New research from the Ohio State University shows just how important lying time for prepartum cows is for calf survival. In Menichetti el al., (2020) prepartum cows with reduced lying time, or with increased day-to-day variation in the amount of time spent lying the week before calving, had increased serum NEFA concentrations and reduced calf survival.
An observational study was conducted at 3 Ohio dairy herds with 1,044 cows used for analysis. At 14 days before expected calving date, pregnant Holstein cows (multiparous and primiparous) were fitted with electronic data loggers to track behavioral activity. Blood was drawn at 14 and 7 days prepartum to check non-esterified fatty acid levels and a third time within 48 hours of calving for total blood calcium.
Throughout the study 4.8% of all calves were stillborn—either born dead or died within 24 hours of birth. Comparing dams with stillborn calves to those with live calves revealed the following:
- Dams of stillborn calves spent less time lying each day compared to dams of live calves. The difference for primiparous cows was 55 minutes/day, and in multiparous cows the difference was 46 minutes/day less lying time than cows with calves born alive.
- In multiparous cows, dams of stillborn calves had significantly higher NEFA concentrations than dams of live calves, 416 vs 313 μEq/L. There was no difference in NEFA for first-calf heifers.

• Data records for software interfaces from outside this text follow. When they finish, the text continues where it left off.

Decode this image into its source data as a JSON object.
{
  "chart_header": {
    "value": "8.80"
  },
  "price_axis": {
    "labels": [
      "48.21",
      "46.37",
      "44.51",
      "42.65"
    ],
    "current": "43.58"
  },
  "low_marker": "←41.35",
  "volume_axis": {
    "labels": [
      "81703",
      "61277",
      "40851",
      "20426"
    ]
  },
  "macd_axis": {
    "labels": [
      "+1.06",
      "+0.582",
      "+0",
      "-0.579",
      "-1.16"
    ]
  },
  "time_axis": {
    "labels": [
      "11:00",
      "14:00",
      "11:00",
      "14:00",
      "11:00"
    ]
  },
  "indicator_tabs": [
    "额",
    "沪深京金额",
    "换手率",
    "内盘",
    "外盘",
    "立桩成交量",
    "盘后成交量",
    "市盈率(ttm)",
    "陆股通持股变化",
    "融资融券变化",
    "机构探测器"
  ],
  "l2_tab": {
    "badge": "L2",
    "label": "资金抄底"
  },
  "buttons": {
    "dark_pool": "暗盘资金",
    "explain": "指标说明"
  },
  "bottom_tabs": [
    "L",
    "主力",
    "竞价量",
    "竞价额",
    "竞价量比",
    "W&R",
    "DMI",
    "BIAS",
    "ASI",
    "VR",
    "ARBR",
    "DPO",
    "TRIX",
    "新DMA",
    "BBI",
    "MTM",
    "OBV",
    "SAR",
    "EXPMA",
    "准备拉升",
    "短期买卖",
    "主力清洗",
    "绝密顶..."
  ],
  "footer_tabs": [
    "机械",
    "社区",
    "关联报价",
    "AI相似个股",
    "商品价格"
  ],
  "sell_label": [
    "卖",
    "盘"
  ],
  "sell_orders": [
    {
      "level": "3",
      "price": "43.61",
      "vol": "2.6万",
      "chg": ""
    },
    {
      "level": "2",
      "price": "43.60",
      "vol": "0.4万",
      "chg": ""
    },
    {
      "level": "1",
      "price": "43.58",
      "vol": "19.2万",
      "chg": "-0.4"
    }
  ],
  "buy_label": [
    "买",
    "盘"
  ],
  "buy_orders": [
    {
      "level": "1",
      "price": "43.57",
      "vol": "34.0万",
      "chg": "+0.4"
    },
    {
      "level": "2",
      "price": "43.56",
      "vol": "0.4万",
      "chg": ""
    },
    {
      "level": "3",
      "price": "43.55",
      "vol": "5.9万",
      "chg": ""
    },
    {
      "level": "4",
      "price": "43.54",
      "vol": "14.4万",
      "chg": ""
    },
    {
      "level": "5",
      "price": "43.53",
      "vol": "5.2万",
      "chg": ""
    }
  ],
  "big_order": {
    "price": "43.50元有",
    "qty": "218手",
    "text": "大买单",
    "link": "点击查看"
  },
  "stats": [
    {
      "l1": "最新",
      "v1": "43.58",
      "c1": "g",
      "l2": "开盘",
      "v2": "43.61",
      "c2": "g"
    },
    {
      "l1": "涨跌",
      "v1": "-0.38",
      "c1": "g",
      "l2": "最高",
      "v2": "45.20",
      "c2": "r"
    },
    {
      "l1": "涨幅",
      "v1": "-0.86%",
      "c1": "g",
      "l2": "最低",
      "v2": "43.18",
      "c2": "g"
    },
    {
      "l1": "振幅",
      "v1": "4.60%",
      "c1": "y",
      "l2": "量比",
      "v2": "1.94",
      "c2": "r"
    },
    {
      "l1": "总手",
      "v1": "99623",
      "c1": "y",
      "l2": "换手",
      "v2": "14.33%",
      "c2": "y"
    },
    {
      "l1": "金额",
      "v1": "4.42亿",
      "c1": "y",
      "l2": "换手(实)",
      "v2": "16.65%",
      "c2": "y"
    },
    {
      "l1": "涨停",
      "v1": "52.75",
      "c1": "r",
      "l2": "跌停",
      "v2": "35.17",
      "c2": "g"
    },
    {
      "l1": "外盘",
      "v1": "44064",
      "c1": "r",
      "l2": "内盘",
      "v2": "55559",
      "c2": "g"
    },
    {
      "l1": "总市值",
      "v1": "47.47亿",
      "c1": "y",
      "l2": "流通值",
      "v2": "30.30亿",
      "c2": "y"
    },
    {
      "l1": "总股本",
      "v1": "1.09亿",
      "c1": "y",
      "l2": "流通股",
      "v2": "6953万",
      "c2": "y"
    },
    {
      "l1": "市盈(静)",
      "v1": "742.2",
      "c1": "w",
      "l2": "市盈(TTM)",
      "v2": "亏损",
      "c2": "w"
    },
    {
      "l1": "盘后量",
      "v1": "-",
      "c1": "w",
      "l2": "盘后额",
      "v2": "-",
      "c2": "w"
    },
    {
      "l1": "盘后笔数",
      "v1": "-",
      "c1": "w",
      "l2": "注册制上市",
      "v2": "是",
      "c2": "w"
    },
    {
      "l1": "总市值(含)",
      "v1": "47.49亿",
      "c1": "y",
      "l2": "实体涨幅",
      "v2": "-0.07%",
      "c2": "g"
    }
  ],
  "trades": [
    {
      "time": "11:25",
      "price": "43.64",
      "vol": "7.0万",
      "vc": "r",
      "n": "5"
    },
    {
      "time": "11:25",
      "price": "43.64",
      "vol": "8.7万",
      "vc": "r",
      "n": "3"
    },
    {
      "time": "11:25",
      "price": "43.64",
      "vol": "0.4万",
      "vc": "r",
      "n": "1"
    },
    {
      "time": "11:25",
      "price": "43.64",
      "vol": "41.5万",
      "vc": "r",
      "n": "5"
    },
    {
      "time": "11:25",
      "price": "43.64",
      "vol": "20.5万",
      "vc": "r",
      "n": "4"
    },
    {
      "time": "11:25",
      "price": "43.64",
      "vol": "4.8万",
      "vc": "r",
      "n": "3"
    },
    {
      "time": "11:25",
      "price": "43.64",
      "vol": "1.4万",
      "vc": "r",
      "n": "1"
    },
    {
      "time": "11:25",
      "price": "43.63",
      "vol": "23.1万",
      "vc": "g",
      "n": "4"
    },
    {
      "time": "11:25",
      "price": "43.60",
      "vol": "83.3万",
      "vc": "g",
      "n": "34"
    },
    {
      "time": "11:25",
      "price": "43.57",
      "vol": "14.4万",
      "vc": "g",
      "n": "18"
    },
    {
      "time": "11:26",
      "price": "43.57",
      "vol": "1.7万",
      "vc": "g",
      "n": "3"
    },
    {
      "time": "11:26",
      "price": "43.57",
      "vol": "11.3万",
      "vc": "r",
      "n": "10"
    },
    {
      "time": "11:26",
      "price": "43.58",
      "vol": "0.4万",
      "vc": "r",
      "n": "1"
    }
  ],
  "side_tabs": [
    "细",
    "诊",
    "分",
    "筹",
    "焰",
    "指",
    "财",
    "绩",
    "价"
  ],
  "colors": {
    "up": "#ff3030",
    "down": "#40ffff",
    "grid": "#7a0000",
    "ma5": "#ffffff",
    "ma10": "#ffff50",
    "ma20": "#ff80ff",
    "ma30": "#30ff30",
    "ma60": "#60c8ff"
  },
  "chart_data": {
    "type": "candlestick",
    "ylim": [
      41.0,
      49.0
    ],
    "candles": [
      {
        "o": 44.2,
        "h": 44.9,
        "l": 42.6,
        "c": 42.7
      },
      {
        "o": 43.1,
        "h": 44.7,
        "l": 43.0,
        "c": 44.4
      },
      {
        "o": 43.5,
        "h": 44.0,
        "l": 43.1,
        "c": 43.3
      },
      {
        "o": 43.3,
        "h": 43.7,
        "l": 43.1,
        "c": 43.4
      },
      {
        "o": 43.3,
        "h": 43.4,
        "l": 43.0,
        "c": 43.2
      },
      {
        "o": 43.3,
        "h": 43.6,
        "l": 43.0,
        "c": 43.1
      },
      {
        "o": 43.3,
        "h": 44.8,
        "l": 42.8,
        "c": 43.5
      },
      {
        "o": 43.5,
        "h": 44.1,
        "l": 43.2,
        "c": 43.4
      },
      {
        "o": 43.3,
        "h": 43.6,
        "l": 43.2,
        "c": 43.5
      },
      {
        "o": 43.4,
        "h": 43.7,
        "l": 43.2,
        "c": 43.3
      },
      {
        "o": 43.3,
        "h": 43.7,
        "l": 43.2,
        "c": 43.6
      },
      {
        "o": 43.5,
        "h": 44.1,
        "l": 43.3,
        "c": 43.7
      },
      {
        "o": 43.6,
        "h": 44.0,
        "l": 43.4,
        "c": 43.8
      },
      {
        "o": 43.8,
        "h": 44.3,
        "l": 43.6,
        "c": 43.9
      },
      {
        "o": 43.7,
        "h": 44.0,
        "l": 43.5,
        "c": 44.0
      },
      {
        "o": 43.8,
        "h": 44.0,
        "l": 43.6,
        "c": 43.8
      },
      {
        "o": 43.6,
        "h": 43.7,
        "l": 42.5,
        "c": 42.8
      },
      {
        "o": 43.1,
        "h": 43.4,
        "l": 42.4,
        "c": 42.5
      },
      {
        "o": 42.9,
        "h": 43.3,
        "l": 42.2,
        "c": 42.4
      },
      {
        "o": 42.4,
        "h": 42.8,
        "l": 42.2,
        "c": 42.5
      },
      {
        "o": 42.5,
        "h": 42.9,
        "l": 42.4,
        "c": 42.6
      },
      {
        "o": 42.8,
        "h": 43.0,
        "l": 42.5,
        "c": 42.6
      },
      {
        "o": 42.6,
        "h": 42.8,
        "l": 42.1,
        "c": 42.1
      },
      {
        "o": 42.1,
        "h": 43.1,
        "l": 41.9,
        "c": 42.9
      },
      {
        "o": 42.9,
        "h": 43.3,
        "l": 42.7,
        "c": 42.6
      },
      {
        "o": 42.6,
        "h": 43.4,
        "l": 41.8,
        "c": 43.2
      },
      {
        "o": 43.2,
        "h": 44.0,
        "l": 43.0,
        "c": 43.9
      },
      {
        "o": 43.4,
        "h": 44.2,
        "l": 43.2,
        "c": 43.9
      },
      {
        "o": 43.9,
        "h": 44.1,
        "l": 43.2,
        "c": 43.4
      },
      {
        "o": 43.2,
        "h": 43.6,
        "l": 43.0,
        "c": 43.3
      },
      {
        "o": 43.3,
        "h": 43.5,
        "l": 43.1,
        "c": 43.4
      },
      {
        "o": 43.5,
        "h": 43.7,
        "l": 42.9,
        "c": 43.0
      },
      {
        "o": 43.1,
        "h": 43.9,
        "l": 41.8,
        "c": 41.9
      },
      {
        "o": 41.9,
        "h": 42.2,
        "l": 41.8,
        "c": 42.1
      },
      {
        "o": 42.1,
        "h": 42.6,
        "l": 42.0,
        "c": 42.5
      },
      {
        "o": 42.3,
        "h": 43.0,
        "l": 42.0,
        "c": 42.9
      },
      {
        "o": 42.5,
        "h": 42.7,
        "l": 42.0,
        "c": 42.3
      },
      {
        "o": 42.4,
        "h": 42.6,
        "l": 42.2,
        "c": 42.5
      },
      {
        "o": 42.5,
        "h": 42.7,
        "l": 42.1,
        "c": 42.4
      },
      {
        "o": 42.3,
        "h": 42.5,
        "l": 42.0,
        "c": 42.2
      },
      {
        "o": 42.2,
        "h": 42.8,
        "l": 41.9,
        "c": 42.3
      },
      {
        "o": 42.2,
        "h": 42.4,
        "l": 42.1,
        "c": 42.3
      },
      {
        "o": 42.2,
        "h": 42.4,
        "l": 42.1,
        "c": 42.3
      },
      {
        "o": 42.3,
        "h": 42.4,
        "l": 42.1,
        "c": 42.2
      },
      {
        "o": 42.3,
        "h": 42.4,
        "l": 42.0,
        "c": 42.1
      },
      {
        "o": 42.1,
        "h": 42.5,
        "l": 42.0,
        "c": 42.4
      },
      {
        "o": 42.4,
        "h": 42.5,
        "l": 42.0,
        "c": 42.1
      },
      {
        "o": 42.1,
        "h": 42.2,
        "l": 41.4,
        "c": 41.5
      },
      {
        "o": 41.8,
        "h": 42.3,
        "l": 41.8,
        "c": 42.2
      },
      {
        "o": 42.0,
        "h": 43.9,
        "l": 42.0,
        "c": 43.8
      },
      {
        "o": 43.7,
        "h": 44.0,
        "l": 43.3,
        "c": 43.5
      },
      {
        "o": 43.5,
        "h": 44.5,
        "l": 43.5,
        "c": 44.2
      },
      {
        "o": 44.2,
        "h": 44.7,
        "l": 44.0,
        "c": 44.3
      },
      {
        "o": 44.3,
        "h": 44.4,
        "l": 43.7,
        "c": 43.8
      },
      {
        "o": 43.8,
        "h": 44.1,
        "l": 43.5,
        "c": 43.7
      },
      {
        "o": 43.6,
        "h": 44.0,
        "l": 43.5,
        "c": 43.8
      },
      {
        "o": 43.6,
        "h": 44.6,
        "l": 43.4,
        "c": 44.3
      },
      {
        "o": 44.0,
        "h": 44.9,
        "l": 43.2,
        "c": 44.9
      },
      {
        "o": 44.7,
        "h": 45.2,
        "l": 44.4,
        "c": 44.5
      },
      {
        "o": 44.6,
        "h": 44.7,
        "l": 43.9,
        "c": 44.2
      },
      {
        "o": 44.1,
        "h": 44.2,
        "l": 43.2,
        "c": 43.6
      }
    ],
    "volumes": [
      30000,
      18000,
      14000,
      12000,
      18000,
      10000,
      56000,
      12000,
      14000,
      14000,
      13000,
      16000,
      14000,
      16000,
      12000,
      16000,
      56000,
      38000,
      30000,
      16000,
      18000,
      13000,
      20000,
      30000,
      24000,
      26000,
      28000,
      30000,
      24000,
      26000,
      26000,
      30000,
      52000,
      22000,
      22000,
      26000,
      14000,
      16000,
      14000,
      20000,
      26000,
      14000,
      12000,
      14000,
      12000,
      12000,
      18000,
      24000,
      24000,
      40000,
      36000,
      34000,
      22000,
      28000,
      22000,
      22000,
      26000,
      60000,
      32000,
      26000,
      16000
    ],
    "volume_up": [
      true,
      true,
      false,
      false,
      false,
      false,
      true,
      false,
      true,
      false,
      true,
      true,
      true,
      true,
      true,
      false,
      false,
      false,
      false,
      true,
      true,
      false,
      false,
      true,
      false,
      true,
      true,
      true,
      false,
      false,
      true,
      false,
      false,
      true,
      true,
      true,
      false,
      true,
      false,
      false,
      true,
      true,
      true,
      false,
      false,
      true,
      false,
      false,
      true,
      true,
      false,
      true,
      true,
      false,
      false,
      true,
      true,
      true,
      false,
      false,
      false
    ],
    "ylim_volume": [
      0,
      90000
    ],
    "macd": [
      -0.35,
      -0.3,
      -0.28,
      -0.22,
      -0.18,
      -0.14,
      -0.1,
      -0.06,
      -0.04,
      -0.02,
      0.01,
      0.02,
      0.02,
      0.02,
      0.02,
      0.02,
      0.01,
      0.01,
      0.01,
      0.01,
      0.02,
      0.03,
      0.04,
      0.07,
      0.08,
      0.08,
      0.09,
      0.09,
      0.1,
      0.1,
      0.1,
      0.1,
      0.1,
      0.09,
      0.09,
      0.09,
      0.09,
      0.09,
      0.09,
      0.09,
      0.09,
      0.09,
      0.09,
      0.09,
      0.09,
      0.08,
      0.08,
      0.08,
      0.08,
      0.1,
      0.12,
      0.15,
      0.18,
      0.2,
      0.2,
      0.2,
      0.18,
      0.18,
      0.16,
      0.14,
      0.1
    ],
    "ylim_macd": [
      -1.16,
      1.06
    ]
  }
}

- Regardless of parity, the proportion of cows with hypocalcemia (≤2.0 mmol/L) within 48 hours of calving was greater in dams of stillborn calves than for those with a live calf.
- A coefficient of variation (CV) for lying time was calculated for each cow within 7 days prior to calving. This measures the change in lying time from day to day. The greater the variation in lying time, the higher the CV ratio. All cows with stillborn calves had higher CV ratios than cows with a live calf.
These findings demonstrate that dams with increased CV ratio of lying time within 7 days prepartum also have increased NEFA concentrations and more stillborn calves. When investigating poor calf survival, the researchers suggest that the consistency of lying time, and the management factors that may impede it, be investigated.